"Aliens vs. Predator: Requiem" served as a welcome break for all the holiday-themed vacation films these past few weeks. (And if the audience count was any indication, I wasn't the only one ready for something that didn't involve snow or caroling.)
The Aliens scout ship crash-lands near a small Colorado town, and almost immediately kill a father and son out hunting. A Predator from the Predator planet learns of the crash and flies to the same Colorado town to kill off the Aliens. The humans are caught up in the crossfire, including Ricky and his brother Dallas; Ricky's got a thing for blonde Jesse, and a fresh-from-Iraq mom Kelly, her daughter Molly, and here husband (of both unremarkable name and fate).
Sheriff Morales calls in the National Guard and orders an evacuation when it's apparent they are up against forces beyond what he can deal with; the Guard arrives prove to be no great match for the warring space creatures. The omnipresent rain keeps any risk of snow at bay as the body count adds up.
For whatever its worth, I wasn't expecting much from this sequel to "AVP: Alien vs. Predator." Granted, Paul Anderson ("Resident Evil" and some lesser works) neither directed nor was part of the writing team, which may have helped somewhat. Also figure we've pulled ourselves out of the tween-friendly 'PG-13' rating into the 'R' genre, so the door is open for more gore, blood, and general alien fighting elements.

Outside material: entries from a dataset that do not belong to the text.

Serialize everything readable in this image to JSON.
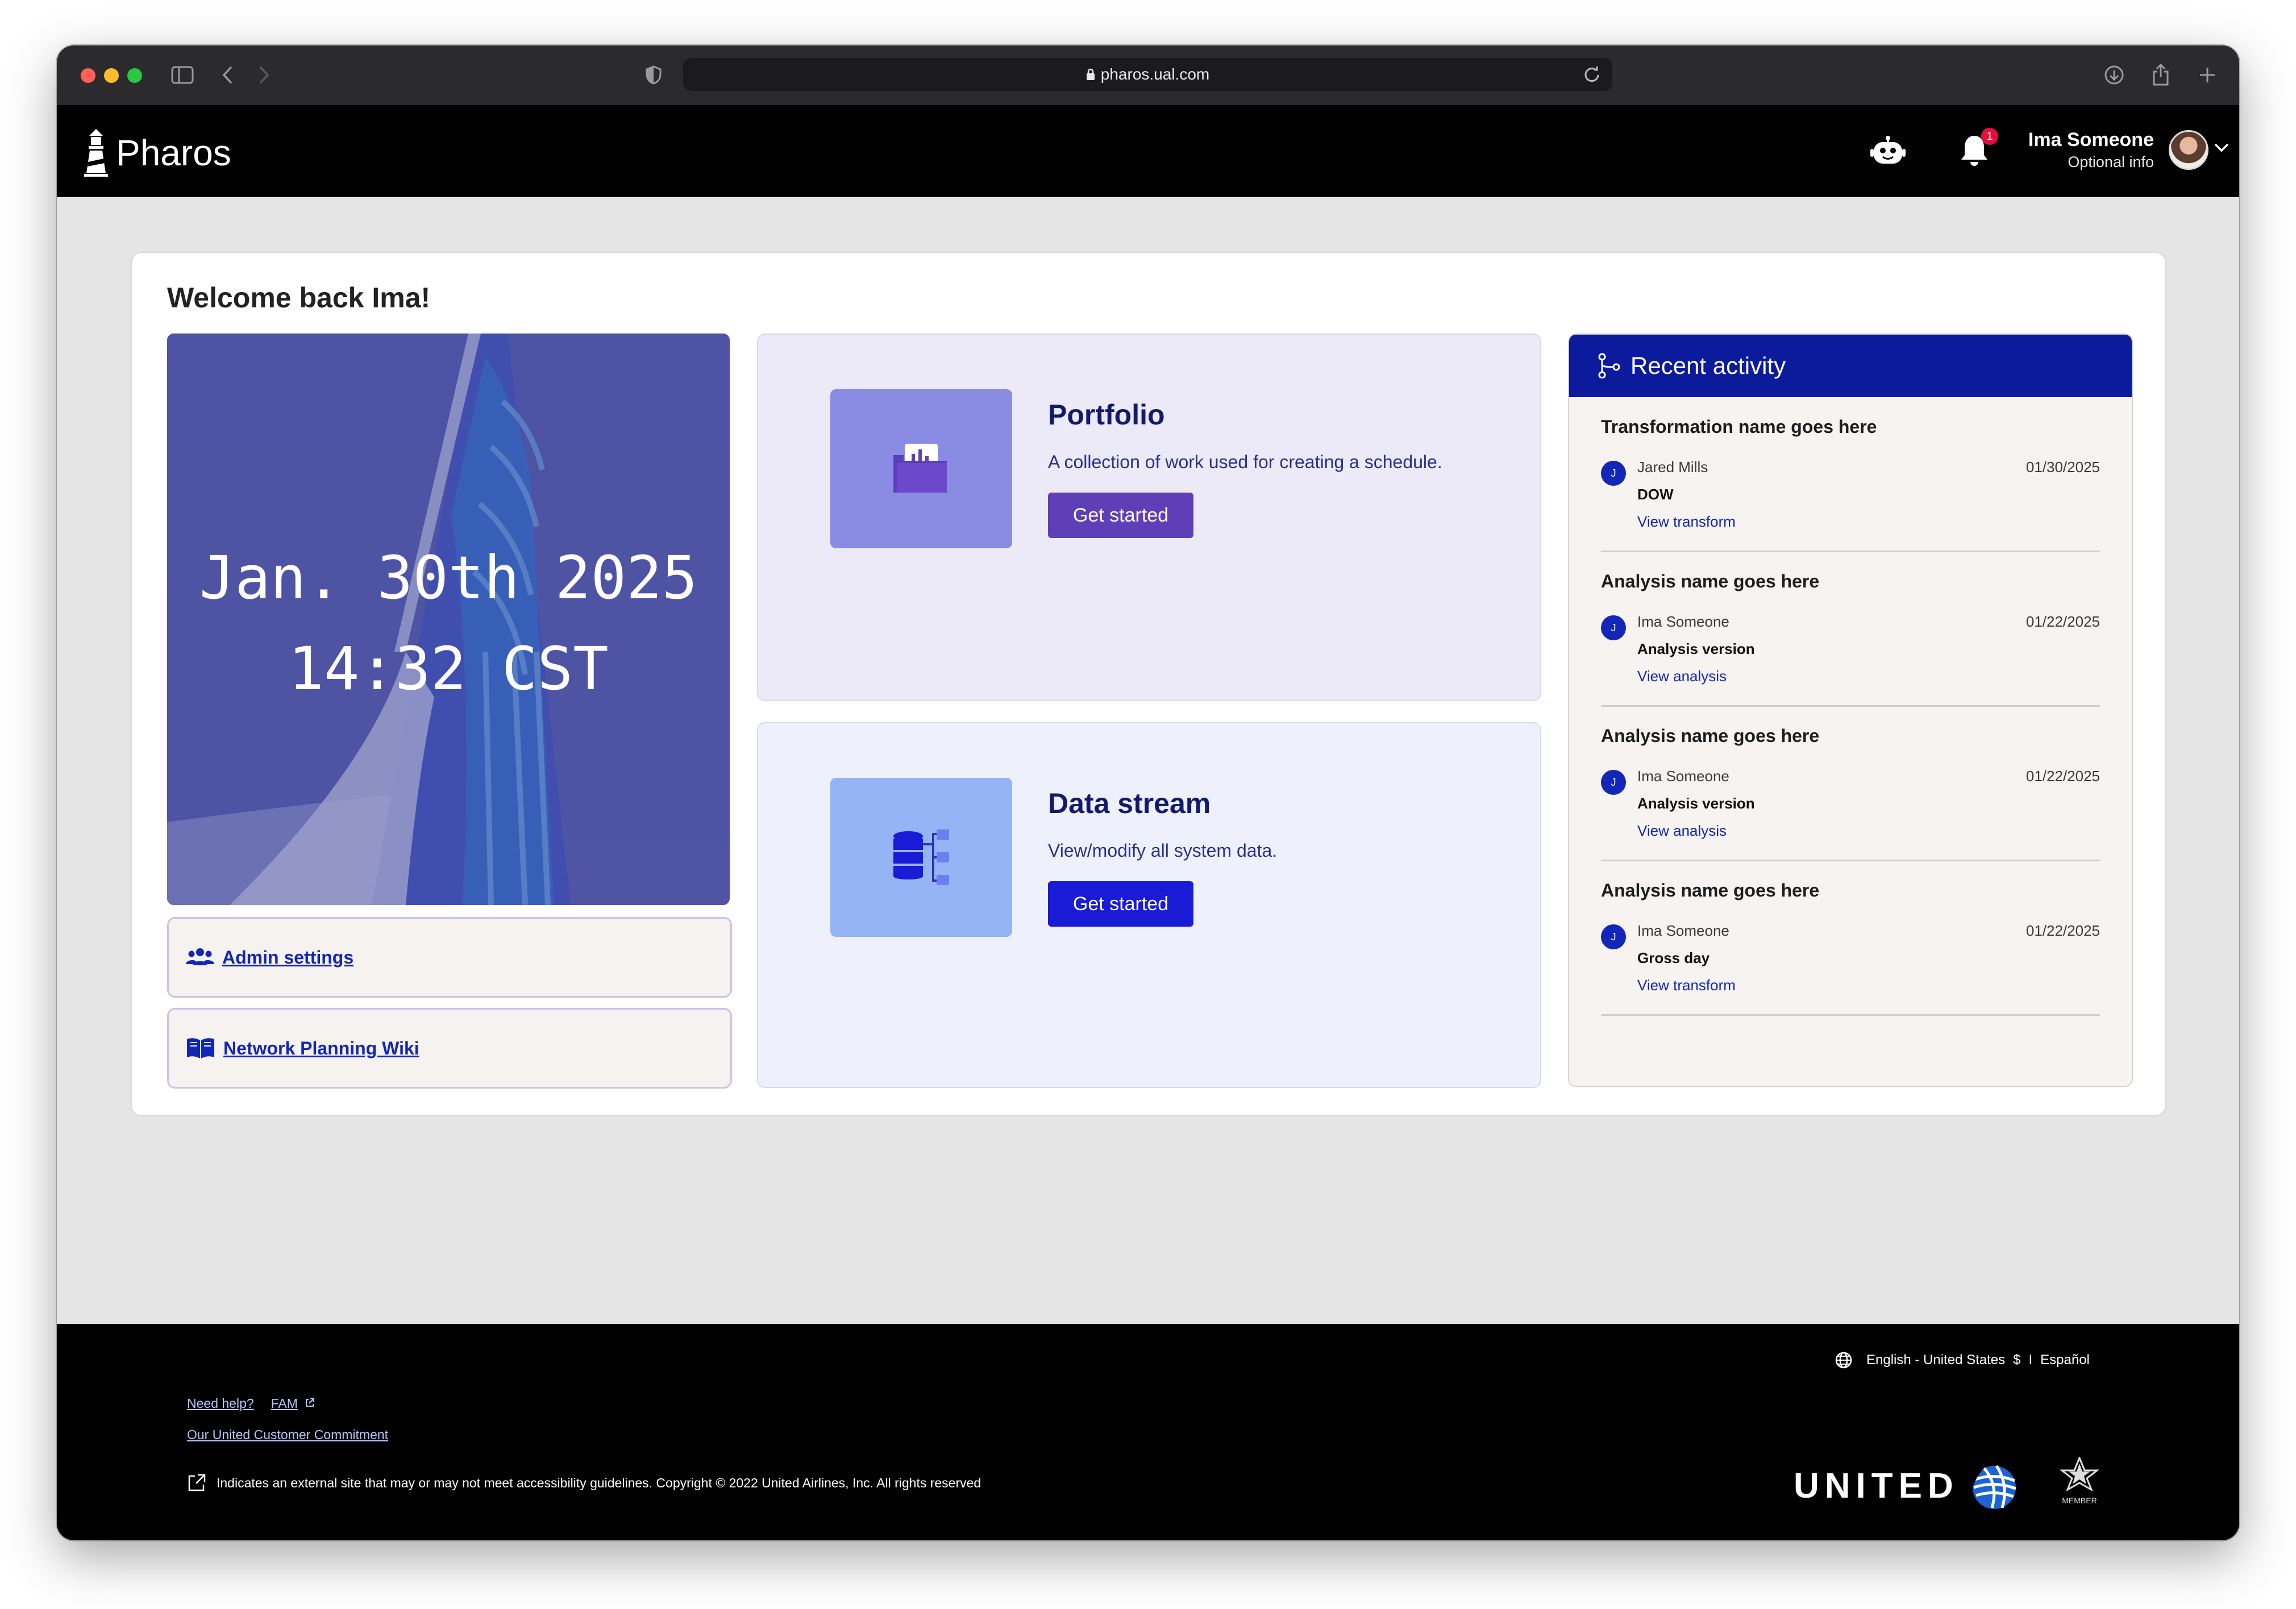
{
  "browser": {
    "url": "pharos.ual.com"
  },
  "header": {
    "app_name": "Pharos",
    "notification_count": "1",
    "user_name": "Ima Someone",
    "user_sub": "Optional info"
  },
  "main": {
    "welcome": "Welcome back Ima!",
    "hero_date": "Jan. 30th 2025",
    "hero_time": "14:32 CST",
    "links": [
      {
        "label": "Admin settings"
      },
      {
        "label": "Network Planning Wiki"
      }
    ],
    "features": [
      {
        "title": "Portfolio",
        "description": "A collection of work used for creating a schedule.",
        "button": "Get started"
      },
      {
        "title": "Data stream",
        "description": "View/modify all system data.",
        "button": "Get started"
      }
    ]
  },
  "activity": {
    "title": "Recent activity",
    "items": [
      {
        "title": "Transformation name goes here",
        "avatar": "J",
        "user": "Jared Mills",
        "date": "01/30/2025",
        "detail": "DOW",
        "link": "View transform"
      },
      {
        "title": "Analysis name goes here",
        "avatar": "J",
        "user": "Ima Someone",
        "date": "01/22/2025",
        "detail": "Analysis version",
        "link": "View analysis"
      },
      {
        "title": "Analysis name goes here",
        "avatar": "J",
        "user": "Ima Someone",
        "date": "01/22/2025",
        "detail": "Analysis version",
        "link": "View analysis"
      },
      {
        "title": "Analysis name goes here",
        "avatar": "J",
        "user": "Ima Someone",
        "date": "01/22/2025",
        "detail": "Gross day",
        "link": "View transform"
      }
    ]
  },
  "footer": {
    "language": "English - United States",
    "currency": "$",
    "separator": "I",
    "alt_language": "Español",
    "need_help": "Need help?",
    "fam": "FAM",
    "commitment": "Our United Customer Commitment",
    "copyright": "Indicates an external site that may or may not meet accessibility guidelines. Copyright © 2022 United Airlines, Inc. All rights reserved",
    "brand": "UNITED",
    "alliance": "MEMBER"
  },
  "colors": {
    "header_bg": "#000000",
    "activity_head": "#0c1a9c",
    "portfolio_button": "#5e3fb8",
    "datastream_button": "#1a1bd6",
    "link": "#1226b8"
  }
}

The script works a lot better than the previous AVP film as well. The last film's dialogue sounded about as strained as junior high school kids at their first dance; this time around it actually sounded like people to each other. The opening scene with the father and son meeting an untimely demise all but set the tone of this being no-holds-barred (at least relative to the previous AVP).
All in all, a great leap forward whether you loved or hated the previous AVP film -- either way, the director team of the Strause Brothers (Colin and Greg) are welcome to take a pass at the third AVP film.
And that seems a strong possibility, given how the door is left wide open for the next installment, but at least if each sequel improves on the last -- and they keep the Strause on the project -- it will be well worth it.